Problem requirements -> Quote the listing below in full and exactly as written, but omit every picture.

▽

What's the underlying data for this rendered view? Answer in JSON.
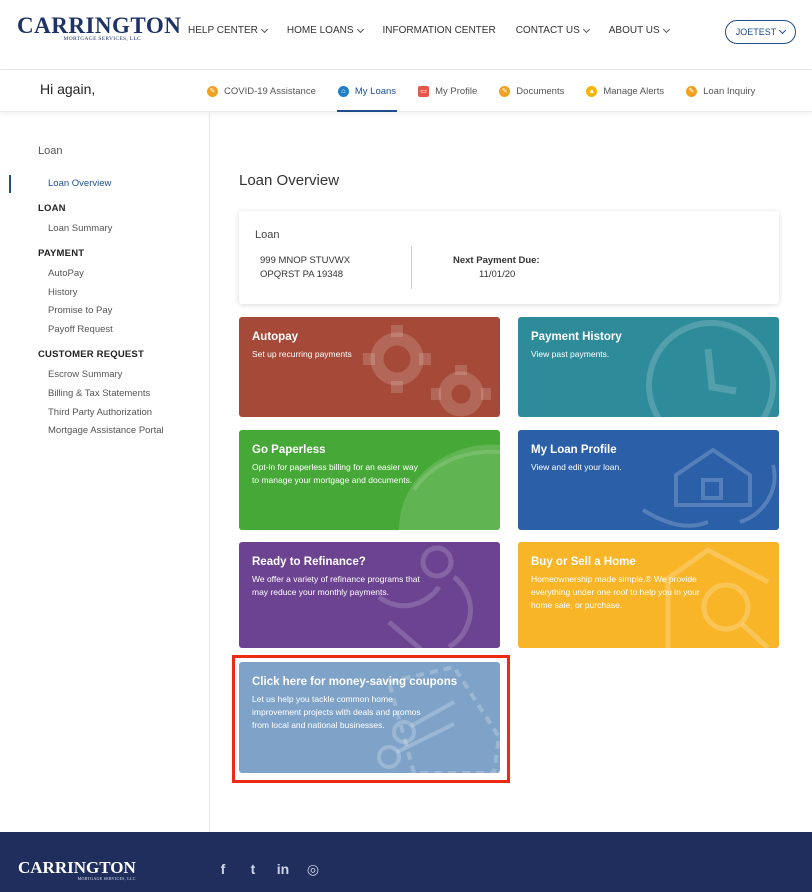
{
  "header": {
    "logo_text": "CARRINGTON",
    "logo_sub": "MORTGAGE SERVICES, LLC",
    "nav": [
      {
        "label": "HELP CENTER",
        "dropdown": true
      },
      {
        "label": "HOME LOANS",
        "dropdown": true
      },
      {
        "label": "INFORMATION CENTER",
        "dropdown": false
      },
      {
        "label": "CONTACT US",
        "dropdown": true
      },
      {
        "label": "ABOUT US",
        "dropdown": true
      }
    ],
    "user_label": "JOETEST"
  },
  "subheader": {
    "greeting": "Hi again,",
    "tabs": [
      {
        "label": "COVID-19 Assistance",
        "icon": "info-icon",
        "color": "#f0a020"
      },
      {
        "label": "My Loans",
        "icon": "house-icon",
        "color": "#1e7fc8",
        "active": true
      },
      {
        "label": "My Profile",
        "icon": "profile-icon",
        "color": "#e05a4a"
      },
      {
        "label": "Documents",
        "icon": "document-icon",
        "color": "#f0a020"
      },
      {
        "label": "Manage Alerts",
        "icon": "bell-icon",
        "color": "#f5b400"
      },
      {
        "label": "Loan Inquiry",
        "icon": "inquiry-icon",
        "color": "#f0a020"
      }
    ]
  },
  "sidebar": {
    "title": "Loan",
    "active_item": "Loan Overview",
    "groups": [
      {
        "label": "LOAN",
        "items": [
          "Loan Summary"
        ]
      },
      {
        "label": "PAYMENT",
        "items": [
          "AutoPay",
          "History",
          "Promise to Pay",
          "Payoff Request"
        ]
      },
      {
        "label": "CUSTOMER REQUEST",
        "items": [
          "Escrow Summary",
          "Billing & Tax Statements",
          "Third Party Authorization",
          "Mortgage Assistance Portal"
        ]
      }
    ]
  },
  "main": {
    "title": "Loan Overview",
    "loan_card": {
      "label": "Loan",
      "address_line1": "999 MNOP STUVWX",
      "address_line2": "OPQRST PA 19348",
      "next_payment_label": "Next Payment Due:",
      "next_payment_date": "11/01/20"
    },
    "tiles": [
      {
        "title": "Autopay",
        "desc": "Set up recurring payments",
        "color": "#a54a38"
      },
      {
        "title": "Payment History",
        "desc": "View past payments.",
        "color": "#2e8c9a"
      },
      {
        "title": "Go Paperless",
        "desc": "Opt-in for paperless billing for an easier way to manage your mortgage and documents.",
        "color": "#46a836"
      },
      {
        "title": "My Loan Profile",
        "desc": "View and edit your loan.",
        "color": "#2b5fa8"
      },
      {
        "title": "Ready to Refinance?",
        "desc": "We offer a variety of refinance programs that may reduce your monthly payments.",
        "color": "#6b4390"
      },
      {
        "title": "Buy or Sell a Home",
        "desc": "Homeownership made simple.® We provide everything under one roof to help you in your home sale, or purchase.",
        "color": "#f8b528"
      },
      {
        "title": "Click here for money-saving coupons",
        "desc": "Let us help you tackle common home improvement projects with deals and promos from local and national businesses.",
        "color": "#7fa3c8"
      }
    ]
  },
  "footer": {
    "logo_text": "CARRINGTON",
    "logo_sub": "MORTGAGE SERVICES, LLC",
    "social": [
      {
        "icon": "facebook-icon",
        "glyph": "f"
      },
      {
        "icon": "twitter-icon",
        "glyph": "t"
      },
      {
        "icon": "linkedin-icon",
        "glyph": "in"
      },
      {
        "icon": "instagram-icon",
        "glyph": "◎"
      }
    ]
  }
}
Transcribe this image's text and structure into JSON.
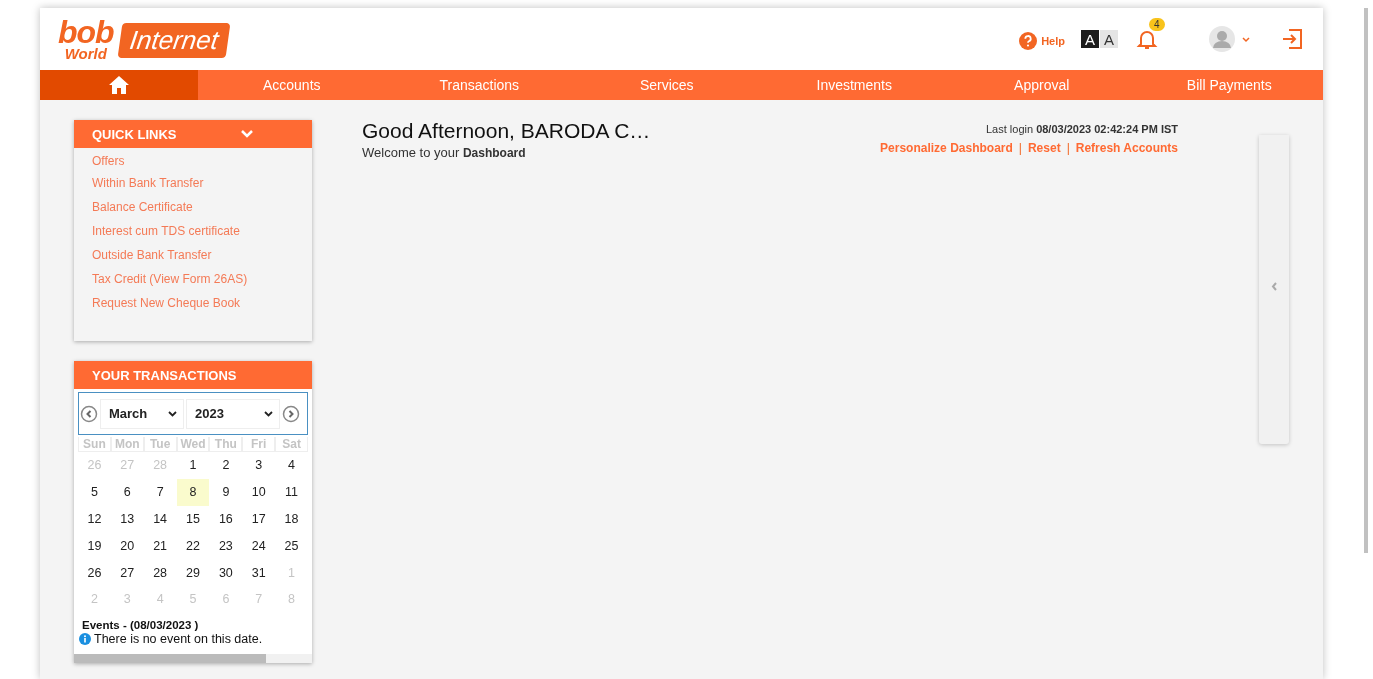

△

Exercise result ->
What's the underlying data for this rendered view? Answer in JSON.
{
  "header": {
    "logo_text": "CARRINGTON",
    "logo_sub": "MORTGAGE SERVICES, LLC",
    "nav": [
      {
        "label": "HELP CENTER",
        "dropdown": true
      },
      {
        "label": "HOME LOANS",
        "dropdown": true
      },
      {
        "label": "INFORMATION CENTER",
        "dropdown": false
      },
      {
        "label": "CONTACT US",
        "dropdown": true
      },
      {
        "label": "ABOUT US",
        "dropdown": true
      }
    ],
    "user_label": "JOETEST"
  },
  "subheader": {
    "greeting": "Hi again,",
    "tabs": [
      {
        "label": "COVID-19 Assistance",
        "icon": "info-icon",
        "color": "#f0a020"
      },
      {
        "label": "My Loans",
        "icon": "house-icon",
        "color": "#1e7fc8",
        "active": true
      },
      {
        "label": "My Profile",
        "icon": "profile-icon",
        "color": "#e05a4a"
      },
      {
        "label": "Documents",
        "icon": "document-icon",
        "color": "#f0a020"
      },
      {
        "label": "Manage Alerts",
        "icon": "bell-icon",
        "color": "#f5b400"
      },
      {
        "label": "Loan Inquiry",
        "icon": "inquiry-icon",
        "color": "#f0a020"
      }
    ]
  },
  "sidebar": {
    "title": "Loan",
    "active_item": "Loan Overview",
    "groups": [
      {
        "label": "LOAN",
        "items": [
          "Loan Summary"
        ]
      },
      {
        "label": "PAYMENT",
        "items": [
          "AutoPay",
          "History",
          "Promise to Pay",
          "Payoff Request"
        ]
      },
      {
        "label": "CUSTOMER REQUEST",
        "items": [
          "Escrow Summary",
          "Billing & Tax Statements",
          "Third Party Authorization",
          "Mortgage Assistance Portal"
        ]
      }
    ]
  },
  "main": {
    "title": "Loan Overview",
    "loan_card": {
      "label": "Loan",
      "address_line1": "999 MNOP STUVWX",
      "address_line2": "OPQRST PA 19348",
      "next_payment_label": "Next Payment Due:",
      "next_payment_date": "11/01/20"
    },
    "tiles": [
      {
        "title": "Autopay",
        "desc": "Set up recurring payments",
        "color": "#a54a38"
      },
      {
        "title": "Payment History",
        "desc": "View past payments.",
        "color": "#2e8c9a"
      },
      {
        "title": "Go Paperless",
        "desc": "Opt-in for paperless billing for an easier way to manage your mortgage and documents.",
        "color": "#46a836"
      },
      {
        "title": "My Loan Profile",
        "desc": "View and edit your loan.",
        "color": "#2b5fa8"
      },
      {
        "title": "Ready to Refinance?",
        "desc": "We offer a variety of refinance programs that may reduce your monthly payments.",
        "color": "#6b4390"
      },
      {
        "title": "Buy or Sell a Home",
        "desc": "Homeownership made simple.® We provide everything under one roof to help you in your home sale, or purchase.",
        "color": "#f8b528"
      },
      {
        "title": "Click here for money-saving coupons",
        "desc": "Let us help you tackle common home improvement projects with deals and promos from local and national businesses.",
        "color": "#7fa3c8"
      }
    ]
  },
  "footer": {
    "logo_text": "CARRINGTON",
    "logo_sub": "MORTGAGE SERVICES, LLC",
    "social": [
      {
        "icon": "facebook-icon",
        "glyph": "f"
      },
      {
        "icon": "twitter-icon",
        "glyph": "t"
      },
      {
        "icon": "linkedin-icon",
        "glyph": "in"
      },
      {
        "icon": "instagram-icon",
        "glyph": "◎"
      }
    ]
  }
}
Transcribe this image's text and structure into JSON.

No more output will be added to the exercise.